The UK has three main political parties – Labour, Conservative and Liberal Democrat. Traditionally the Conservatives have been to the right of the political spectrum, Labour has been on the left and the Liberals have taken the centre ground. However, in the last 10 to 15 years Labour and the Conservatives have both moved closer to the centre. The UK’s political system has space for many other parties representing a wider range of political views.
The UK has an ambivalent relationship with overt displays of flag-waving nationalism. The country’s relationship with the Union Jack flag, in particular, has been troubled. In the past it was hijacked as a symbol of the extreme right wing. In recent years the growing trend has been to display the flags of the constituent parts of the UK. So, for example, when England plays in the Football World Cup the team’s supporters will be awash with the St George’s Cross flag rather than the Union Jack.
The UK in the 1930s
During the 1930s the UK was caught up in the wave of support for fascist parties which swept through Europe in the run up to the Second World War. This manifested itself in the British Union of Fascists (BUF) headed by Oswald Mosley. Mosley and his followers were vocal in their espousal of extreme right-wing policies and were specifically anti-Communist and anti-Jewish. The BUF even had its own uniformed division – the notorious black shirts.
Mosley continued to be involved in politics until the 1960s, campaigning on an anti-immigration ticket. However, the defeat of European fascism in the Second World War effectively ended any likelihood of the BUF coming to power.

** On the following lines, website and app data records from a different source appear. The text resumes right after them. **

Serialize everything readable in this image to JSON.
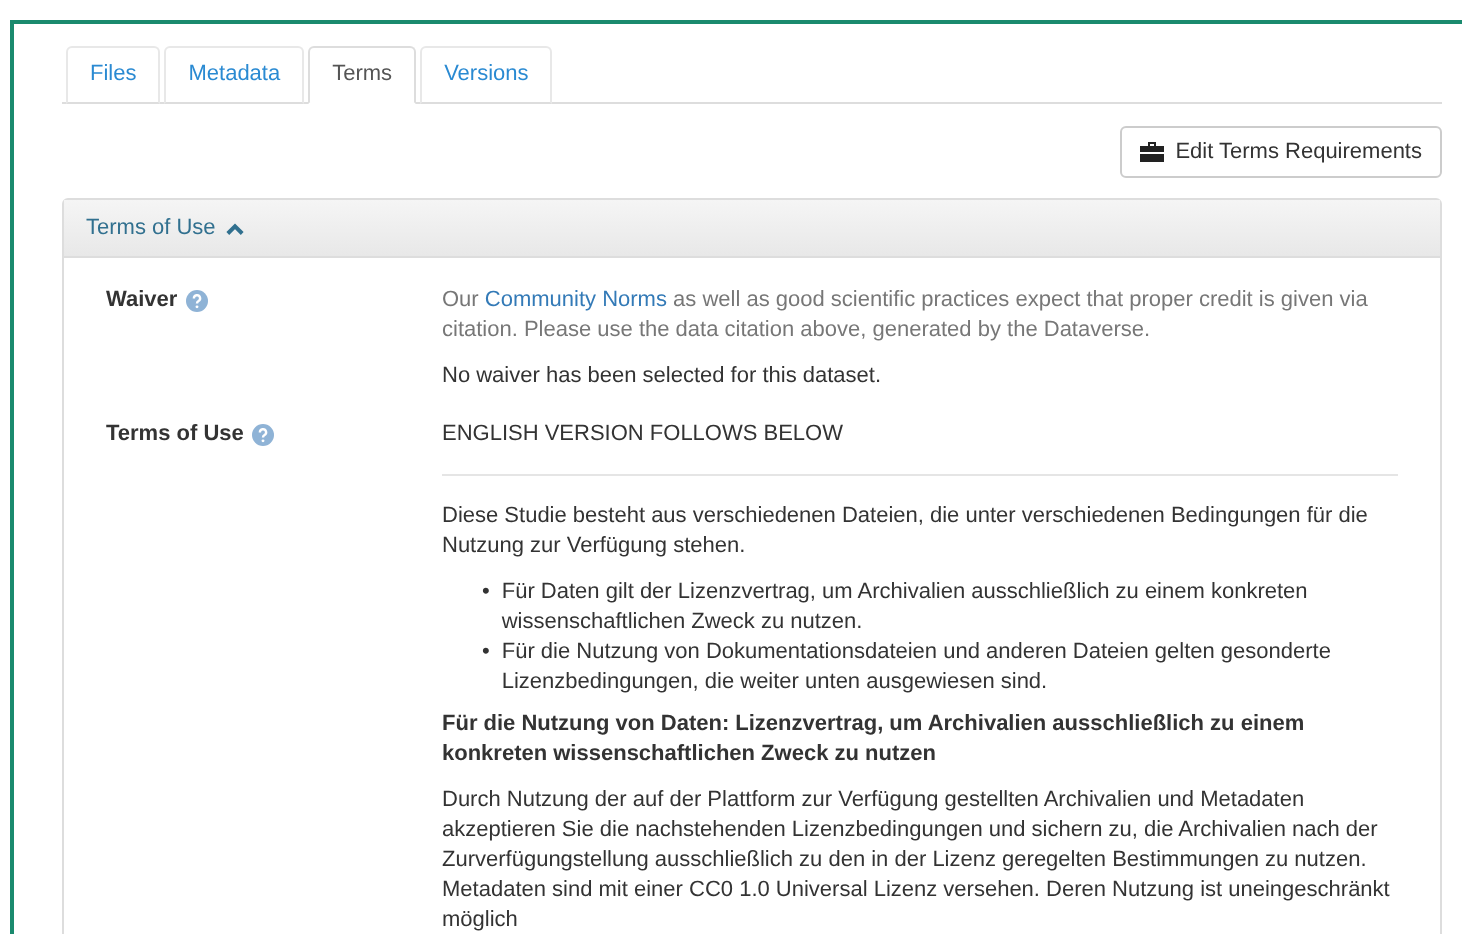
{
  "tabs": [
    {
      "label": "Files",
      "selected": false
    },
    {
      "label": "Metadata",
      "selected": false
    },
    {
      "label": "Terms",
      "selected": true
    },
    {
      "label": "Versions",
      "selected": false
    }
  ],
  "edit_button": {
    "label": "Edit Terms Requirements"
  },
  "panel": {
    "title": "Terms of Use",
    "expanded": true
  },
  "waiver": {
    "label": "Waiver",
    "text_before": "Our ",
    "link": "Community Norms",
    "text_after": " as well as good scientific practices expect that proper credit is given via citation. Please use the data citation above, generated by the Dataverse.",
    "note": "No waiver has been selected for this dataset."
  },
  "terms": {
    "label": "Terms of Use",
    "intro": "ENGLISH VERSION FOLLOWS BELOW",
    "paragraph": "Diese Studie besteht aus verschiedenen Dateien, die unter verschiedenen Bedingungen für die Nutzung zur Verfügung stehen.",
    "bullets": [
      {
        "marker": "•",
        "text": "Für Daten gilt der Lizenzvertrag, um Archivalien ausschließlich zu einem konkreten wissenschaftlichen Zweck zu nutzen."
      },
      {
        "marker": "•",
        "text": "Für die Nutzung von Dokumentationsdateien und anderen Dateien gelten gesonderte Lizenzbedingungen, die weiter unten ausgewiesen sind."
      }
    ],
    "heading": "Für die Nutzung von Daten: Lizenzvertrag, um Archivalien ausschließlich zu einem konkreten wissenschaftlichen Zweck zu nutzen",
    "body": "Durch Nutzung der auf der Plattform zur Verfügung gestellten Archivalien und Metadaten akzeptieren Sie die nachstehenden Lizenzbedingungen und sichern zu, die Archivalien nach der Zurverfügungstellung ausschließlich zu den in der Lizenz geregelten Bestimmungen zu nutzen. Metadaten sind mit einer CC0 1.0 Universal Lizenz versehen. Deren Nutzung ist uneingeschränkt möglich"
  }
}
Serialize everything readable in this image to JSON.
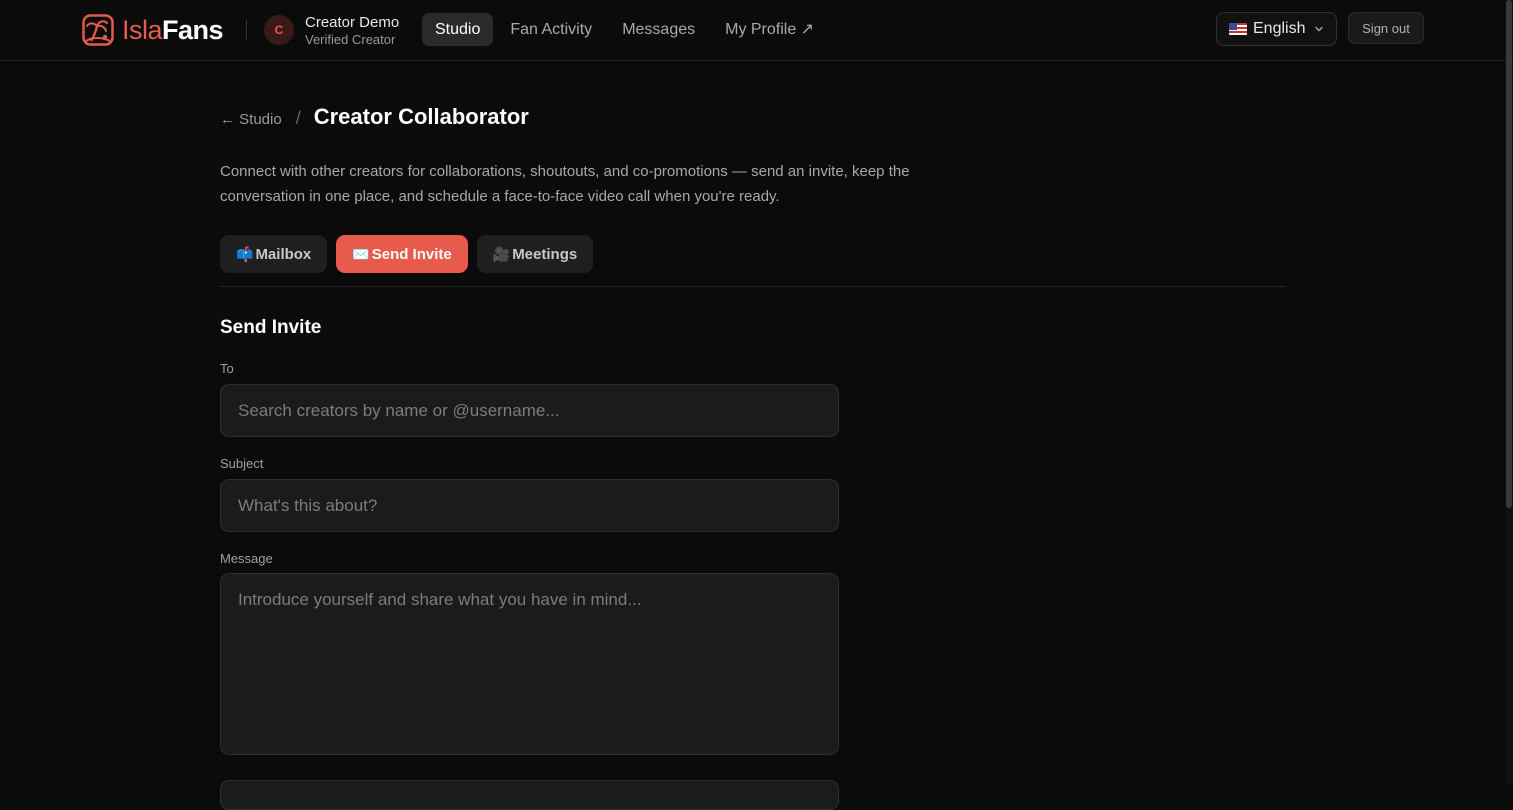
{
  "brand": {
    "isla": "Isla",
    "fans": "Fans",
    "accent": "#e65b4b"
  },
  "user": {
    "initial": "C",
    "name": "Creator Demo",
    "role": "Verified Creator"
  },
  "nav": [
    {
      "label": "Studio",
      "active": true
    },
    {
      "label": "Fan Activity",
      "active": false
    },
    {
      "label": "Messages",
      "active": false
    },
    {
      "label": "My Profile ↗",
      "active": false
    }
  ],
  "language": {
    "label": "English",
    "icon": "us-flag-icon"
  },
  "signout_label": "Sign out",
  "breadcrumb": {
    "back_label": "← Studio",
    "separator": "/",
    "title": "Creator Collaborator"
  },
  "description": "Connect with other creators for collaborations, shoutouts, and co-promotions — send an invite, keep the conversation in one place, and schedule a face-to-face video call when you're ready.",
  "tabs": [
    {
      "icon": "📫",
      "label": "Mailbox",
      "active": false
    },
    {
      "icon": "✉️",
      "label": "Send Invite",
      "active": true
    },
    {
      "icon": "🎥",
      "label": "Meetings",
      "active": false
    }
  ],
  "form": {
    "title": "Send Invite",
    "to": {
      "label": "To",
      "placeholder": "Search creators by name or @username...",
      "value": ""
    },
    "subject": {
      "label": "Subject",
      "placeholder": "What's this about?",
      "value": ""
    },
    "message": {
      "label": "Message",
      "placeholder": "Introduce yourself and share what you have in mind...",
      "value": ""
    }
  }
}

The UK in the 1970s
A further wave of right-wing politics came to prominence from the end of the 1960s onwards. The most visible political representation of this was the National Front – an aggressively pro-white, anti-immigration group. The National Front probably did more than any other organisation to tarnish the image of the Union Jack by adopting it as their symbol. However, when Margaret Thatcher’s right-wing Conservative administration came to power in 1979, the National Front’s anti-immigration stance was effectively usurped and the party was rendered obsolete. It was no longer necessary to support a fringe party.
The UK Today
The British National Party (BNP) is seen by some as a direct descendent of the National Front, although the party itself firmly refutes such allegations. Their stated aim is to preserve the “Britishness” of the UK and to ensure that ethnic minorities remain in the minority – although the legality of this has been seriously called into question by the British courts (see below). The BNP currently has about 60 local councillors and 2 MEPs. The party appears to be gathering new supporters from voters who feel let down by the main political parties. In part, the BNP has achieved this by adopting an apparently sensible stance on some issues such as crime and the accountability of MPs.
The BNP’s policies on immigration include:
- an immediate end to all new immigration unless there are exceptional circumstances;
- the deportation of all who are in the UK unlawfully;
- providing grants to residents “of foreign descent” who wish leave the UK
There was considerable disquiet in 2009 when the BNP succeeded in getting elected to the European Parliament, which some saw as a legitimisation of a basically racist and unlawful organisation. However, with more credibility comes greater accountability. In March 2010 a judge banned the BNP from recruiting new members because their constitution was unlawful and incompatible with equality laws. The judge ordered the removal of an anti-immigration clause and one which insists on maintaining the British majority. The Judge also changed the wording of the BNP’s constitution so that members no longer have to pledge to support all of the party’s policies.
The UK Independence Party (UKIP) was founded on the belief that the UK should withdraw from the European Union. They too believe in maintaining or restoring the “Britishness” of the UK. However, UKIP concedes that being from an ethnic minority is not incompatible with “Britishness” and seeks to distance itself from other “extremist parties”. Nonetheless, their policies on immigration include an immediate five-year freeze on new immigrants, with stricter rules to apply thereafter. UKIP also proposes a 10-year probationary period for new citizens.
Whilst it seems unlikely that either the BNP or UKIP will become a major political party, let alone receive a majority in a general election, their growing popularity may be a reflection of the concerns felt by some sections of the UK population about the current immigration system.